Boating is widely popular in Canada but with its popularity comes significant legal and safety risks. Today, I want to spend some time explaining the risks and how you can protect yourself and your family to ensure a summer of safe boating.

 

Boating Statistics

 

It’s estimated that 15,000,000 Canadians will go boating this year – yes, nearly half the people in our country will find themselves on a boat this year.

As personal injury lawyers, when we hear statistics about these fun activities, we can’t help but be concerned about the many dangers involved with boating. Statistics tells us that recreational boating will cause approximately 175 deaths this year and many more severe injuries.

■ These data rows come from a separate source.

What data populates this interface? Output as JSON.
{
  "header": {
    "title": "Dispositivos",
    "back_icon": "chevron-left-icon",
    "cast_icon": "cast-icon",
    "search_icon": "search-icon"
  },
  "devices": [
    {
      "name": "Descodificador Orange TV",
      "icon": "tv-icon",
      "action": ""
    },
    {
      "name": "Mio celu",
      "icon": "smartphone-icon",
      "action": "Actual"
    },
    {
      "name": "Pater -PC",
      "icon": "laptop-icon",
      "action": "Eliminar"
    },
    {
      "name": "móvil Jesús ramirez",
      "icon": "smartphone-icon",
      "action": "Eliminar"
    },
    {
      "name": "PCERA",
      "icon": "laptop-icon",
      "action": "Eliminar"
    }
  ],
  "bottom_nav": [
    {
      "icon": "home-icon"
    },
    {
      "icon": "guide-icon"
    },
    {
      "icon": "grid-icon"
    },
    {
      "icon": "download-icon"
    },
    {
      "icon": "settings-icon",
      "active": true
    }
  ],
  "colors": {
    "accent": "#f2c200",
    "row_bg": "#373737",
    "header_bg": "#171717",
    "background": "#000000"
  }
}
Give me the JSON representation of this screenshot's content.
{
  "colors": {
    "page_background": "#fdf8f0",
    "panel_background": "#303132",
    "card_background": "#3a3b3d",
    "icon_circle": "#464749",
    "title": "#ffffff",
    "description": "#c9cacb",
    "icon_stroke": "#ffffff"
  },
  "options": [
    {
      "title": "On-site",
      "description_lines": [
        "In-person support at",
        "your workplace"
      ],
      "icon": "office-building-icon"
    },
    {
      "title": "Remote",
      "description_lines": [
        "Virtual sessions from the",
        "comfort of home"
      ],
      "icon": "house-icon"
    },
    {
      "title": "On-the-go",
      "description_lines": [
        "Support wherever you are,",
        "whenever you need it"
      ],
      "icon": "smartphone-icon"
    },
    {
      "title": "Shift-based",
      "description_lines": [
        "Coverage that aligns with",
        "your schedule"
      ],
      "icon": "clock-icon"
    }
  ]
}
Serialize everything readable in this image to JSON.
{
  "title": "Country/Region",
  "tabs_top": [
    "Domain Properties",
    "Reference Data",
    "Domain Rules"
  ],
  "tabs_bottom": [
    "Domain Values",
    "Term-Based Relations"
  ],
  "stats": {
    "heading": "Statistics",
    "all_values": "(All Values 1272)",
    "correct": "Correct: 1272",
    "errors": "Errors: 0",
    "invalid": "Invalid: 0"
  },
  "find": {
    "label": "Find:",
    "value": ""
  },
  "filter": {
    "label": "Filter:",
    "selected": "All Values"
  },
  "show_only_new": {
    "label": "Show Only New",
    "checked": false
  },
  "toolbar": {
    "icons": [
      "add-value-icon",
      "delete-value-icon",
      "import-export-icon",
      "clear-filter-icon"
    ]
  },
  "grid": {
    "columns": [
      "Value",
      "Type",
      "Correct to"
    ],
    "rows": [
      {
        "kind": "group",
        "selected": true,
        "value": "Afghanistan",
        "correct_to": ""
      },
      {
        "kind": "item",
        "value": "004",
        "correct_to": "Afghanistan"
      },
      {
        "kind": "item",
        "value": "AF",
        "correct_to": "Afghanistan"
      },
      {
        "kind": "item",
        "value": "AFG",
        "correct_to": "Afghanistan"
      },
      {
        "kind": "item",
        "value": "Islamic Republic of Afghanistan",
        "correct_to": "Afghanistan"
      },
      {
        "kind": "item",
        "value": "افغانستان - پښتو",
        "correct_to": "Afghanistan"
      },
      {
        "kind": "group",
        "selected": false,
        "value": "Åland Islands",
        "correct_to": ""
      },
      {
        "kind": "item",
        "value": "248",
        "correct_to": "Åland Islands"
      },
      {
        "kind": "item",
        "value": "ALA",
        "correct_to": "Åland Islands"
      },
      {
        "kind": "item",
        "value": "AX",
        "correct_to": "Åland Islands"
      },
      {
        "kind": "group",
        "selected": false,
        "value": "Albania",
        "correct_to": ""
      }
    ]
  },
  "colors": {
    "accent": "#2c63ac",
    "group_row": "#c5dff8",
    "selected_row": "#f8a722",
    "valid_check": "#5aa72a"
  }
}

The problem is that Canada’s boating laws are designed to limit the compensation available to individuals injured because of a boater’s negligence. In other words, someone seriously injured in a boating accident will be severely under-compensated due to our boating laws – few can afford the cost of being seriously injured in a boating accident.

Boating Law 101

 

Let me give you an example to demonstrate the point.

Frank is a boater who is out on the water pulling around some wake boarders one night. He is an experienced boater, but he has had the ever so popular “two beers”. A split second decision results in him running over 19 year old Tina.

Like motorcycle accidents, there aren’t many “minor” injuries when it comes to boating accidents. The propeller from Frank’s boat inflicts serious damage. It slices through Tina like a hot knife through butter leaving her with horrific wounds. She survives, but is left with the loss of a leg, severe scarring and skin grafts. Nerve damage causes intractable, burning, neuropathic nerve pain. Doctors tell her that this type of pain is the hardest to treat.

Her emotional wounds cut even deeper. Tina is left with Post Traumatic Stress Disorder, and long term anxiety and depression.

The combination of Tina’s physical and psychological injuries leave her unemployed and in need of care for the rest of her life. Doctors will struggle to come up with a cocktail of pain medication that will lessen her pain. Likewise, she will incur the cost of prosthetics and life long treatment for her many physical and psychological injuries. OHIP will only cover a small portion of the treatment, devices and medication she will require over the rest of her life.

How much compensation might Tina receive for her injuries? She would likely receive around $300,000 for pain and suffering.  But what about her future loss of income? Even if her loss of income was a modest $40,000 per year, the value of her lifelong loss of income is in the millions of dollars. Her care costs will be even higher. Overall, Tina’s claims are worth in excess of $10,000,000.

But Tina will only recover a fraction of this amount because of Canadian boating laws. Canada’s Marine Liability Act restricts the amount of money that Tina can recover due to Frank’s negligence to $1,000,000, unless the damages were caused either intentionally, or so recklessly that Frank knew the injuries were likely to happen.

On top of this, OHIP will be eligible to recover a share of the million dollar limit. In this type of law suit, OHIP is also permitted to recover the expenses it incurs because of Frank’s negligence. OHIP’s claim will be in the hundreds of thousands of dollars, if not higher. OHIP would share pro rata with Tina in the $1,000,000 limits under the Marine Liability Act.

The end result is that after paying OHIP and her lawyers, Tina will recover somewhere in the range of $750,000.00 for her case that has a value of $10,000,000. She will never be able to afford the care she needs. She will struggle to pay her bills for the rest of her life.

Boating Injury Prevention

 

Wear Life Jackets

 

We know how devastating boating injuries can be, so how can we reduce the risk of sustaining one? A twenty year study completed by the Red Cross found that wearing a life jacket would prevent approximately half of boating related deaths. While you may consider yourself a strong swimmer, if you lose consciousness or injure yourself in the water, a life jacket could prevent you from drowning.

Alcohol and Boating

 

Not surprisingly, the other major factor in boating injuries is alcohol. According to the Red Cross study, alcohol is a contributing factor in over half of boating related deaths. Clearly, it’s important for boat operators, and those towed behind a boat, not to drink alcohol. It’s also important as a passenger to be certain that the operator of a boat has not been drinking.

Drunk boaters also risk criminal penalties. Drunk driving a boat carries the same penalty as drunk driving a car.

 

Swimming in Unfamiliar Waters

 

Just because you are not on a boat, does not mean you are immune from suffering a boating related injury. Often, boaters drive over swimmers causing severe injuries. These injuries can happen when the swimmer is swimming in unfamiliar water. If you are going swimming on a lake it’s always a good idea to wear bright colours and have someone paddling beside you in a canoe or kayak. A boater may not see you swimming in the water, but will see your friend. The flip side is that, as a boater, even if you are familiar with the water, always be on the lookout for swimmers who may venture into traditional boating lanes.

Hopefully with these tips in mind, you will have a safe summer.  Happy boating!

 

 

 

Author: Lane Foster

Lane Foster is a lawyer practising at William J. Teggart Personal Injury Law with offices in Barrie, Ontario. You can follow his popular Twitter and Instagram accounts @Lanefoster7.